YOUR GOAL:
Would you filter the listing below so that only lines with the word "true" remain?

INPUT:

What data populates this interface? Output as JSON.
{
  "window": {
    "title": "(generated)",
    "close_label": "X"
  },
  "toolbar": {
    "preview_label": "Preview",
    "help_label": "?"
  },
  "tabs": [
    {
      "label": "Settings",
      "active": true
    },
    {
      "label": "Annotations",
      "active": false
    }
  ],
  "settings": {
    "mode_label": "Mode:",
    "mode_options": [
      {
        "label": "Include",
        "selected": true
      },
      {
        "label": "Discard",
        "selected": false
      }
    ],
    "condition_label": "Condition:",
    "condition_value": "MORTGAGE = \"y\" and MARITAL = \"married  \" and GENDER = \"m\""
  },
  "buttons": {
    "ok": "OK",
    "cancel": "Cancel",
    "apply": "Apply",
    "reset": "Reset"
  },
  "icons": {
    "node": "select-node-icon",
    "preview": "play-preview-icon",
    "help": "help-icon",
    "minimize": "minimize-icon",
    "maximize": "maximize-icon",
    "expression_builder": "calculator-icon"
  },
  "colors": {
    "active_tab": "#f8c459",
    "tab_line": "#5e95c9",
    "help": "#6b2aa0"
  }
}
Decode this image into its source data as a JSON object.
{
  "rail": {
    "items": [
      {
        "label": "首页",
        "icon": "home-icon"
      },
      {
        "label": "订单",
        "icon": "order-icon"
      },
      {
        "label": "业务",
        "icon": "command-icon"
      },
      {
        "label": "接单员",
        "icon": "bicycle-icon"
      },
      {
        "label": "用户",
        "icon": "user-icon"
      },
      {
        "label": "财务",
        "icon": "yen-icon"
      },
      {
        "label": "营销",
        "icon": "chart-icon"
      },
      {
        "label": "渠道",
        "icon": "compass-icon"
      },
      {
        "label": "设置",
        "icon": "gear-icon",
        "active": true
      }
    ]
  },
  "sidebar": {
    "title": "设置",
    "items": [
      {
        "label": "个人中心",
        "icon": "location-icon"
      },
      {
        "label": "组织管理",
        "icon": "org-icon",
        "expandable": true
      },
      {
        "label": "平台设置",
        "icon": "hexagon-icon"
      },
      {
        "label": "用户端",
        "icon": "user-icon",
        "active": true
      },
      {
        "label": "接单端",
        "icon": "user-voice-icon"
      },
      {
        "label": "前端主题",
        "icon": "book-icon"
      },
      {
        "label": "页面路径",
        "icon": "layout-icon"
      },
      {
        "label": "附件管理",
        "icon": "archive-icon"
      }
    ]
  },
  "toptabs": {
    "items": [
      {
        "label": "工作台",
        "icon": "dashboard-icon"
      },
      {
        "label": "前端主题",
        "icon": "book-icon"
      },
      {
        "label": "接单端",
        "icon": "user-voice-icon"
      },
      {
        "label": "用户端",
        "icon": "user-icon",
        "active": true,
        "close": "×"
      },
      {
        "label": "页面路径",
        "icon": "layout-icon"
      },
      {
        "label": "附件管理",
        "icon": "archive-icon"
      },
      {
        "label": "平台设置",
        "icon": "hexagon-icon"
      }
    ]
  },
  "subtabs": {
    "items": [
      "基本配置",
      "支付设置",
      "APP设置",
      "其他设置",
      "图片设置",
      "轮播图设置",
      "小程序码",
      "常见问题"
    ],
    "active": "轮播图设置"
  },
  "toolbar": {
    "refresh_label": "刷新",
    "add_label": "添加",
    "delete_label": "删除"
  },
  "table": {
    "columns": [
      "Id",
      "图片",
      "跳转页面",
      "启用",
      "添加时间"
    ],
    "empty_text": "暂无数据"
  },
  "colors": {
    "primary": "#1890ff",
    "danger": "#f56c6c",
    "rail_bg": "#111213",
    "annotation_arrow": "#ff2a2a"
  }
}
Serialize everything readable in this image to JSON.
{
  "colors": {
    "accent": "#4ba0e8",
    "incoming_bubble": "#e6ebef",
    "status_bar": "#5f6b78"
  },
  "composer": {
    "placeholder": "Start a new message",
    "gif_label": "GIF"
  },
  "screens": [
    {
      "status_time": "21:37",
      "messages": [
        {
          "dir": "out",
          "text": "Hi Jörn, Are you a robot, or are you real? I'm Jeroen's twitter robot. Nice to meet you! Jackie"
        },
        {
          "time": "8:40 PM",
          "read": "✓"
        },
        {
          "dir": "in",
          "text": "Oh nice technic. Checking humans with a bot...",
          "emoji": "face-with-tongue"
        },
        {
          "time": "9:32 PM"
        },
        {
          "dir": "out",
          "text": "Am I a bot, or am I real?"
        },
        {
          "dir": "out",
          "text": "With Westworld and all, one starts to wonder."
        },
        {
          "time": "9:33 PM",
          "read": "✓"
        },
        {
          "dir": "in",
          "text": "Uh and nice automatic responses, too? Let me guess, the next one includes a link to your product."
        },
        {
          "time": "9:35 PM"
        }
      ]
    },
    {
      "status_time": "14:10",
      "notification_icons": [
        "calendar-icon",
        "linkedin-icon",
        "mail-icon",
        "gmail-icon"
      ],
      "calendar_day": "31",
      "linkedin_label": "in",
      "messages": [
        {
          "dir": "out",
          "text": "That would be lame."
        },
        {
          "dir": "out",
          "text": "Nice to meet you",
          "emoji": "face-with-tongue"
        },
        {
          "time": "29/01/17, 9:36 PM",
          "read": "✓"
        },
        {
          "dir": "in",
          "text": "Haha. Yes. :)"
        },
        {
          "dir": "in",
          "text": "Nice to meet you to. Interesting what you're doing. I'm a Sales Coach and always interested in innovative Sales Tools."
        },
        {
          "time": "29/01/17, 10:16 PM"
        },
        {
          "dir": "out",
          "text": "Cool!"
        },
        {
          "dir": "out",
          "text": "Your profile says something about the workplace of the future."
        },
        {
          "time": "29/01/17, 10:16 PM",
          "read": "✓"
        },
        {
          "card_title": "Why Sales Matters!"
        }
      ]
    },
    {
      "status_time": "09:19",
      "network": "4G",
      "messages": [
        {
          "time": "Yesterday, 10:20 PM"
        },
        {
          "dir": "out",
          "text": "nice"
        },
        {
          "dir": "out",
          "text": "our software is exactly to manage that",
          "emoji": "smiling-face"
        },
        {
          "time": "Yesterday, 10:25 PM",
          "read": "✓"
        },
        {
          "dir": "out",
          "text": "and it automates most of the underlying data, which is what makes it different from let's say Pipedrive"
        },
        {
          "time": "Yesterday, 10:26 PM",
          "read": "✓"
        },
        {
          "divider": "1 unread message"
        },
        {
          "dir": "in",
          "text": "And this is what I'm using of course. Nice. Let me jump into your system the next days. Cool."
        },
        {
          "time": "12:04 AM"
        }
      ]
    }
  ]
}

SOLUTION TO THIS TASK:
      "active": true
        "selected": true
        "active": true
        "expandable": true
        "active": true
        "active": true,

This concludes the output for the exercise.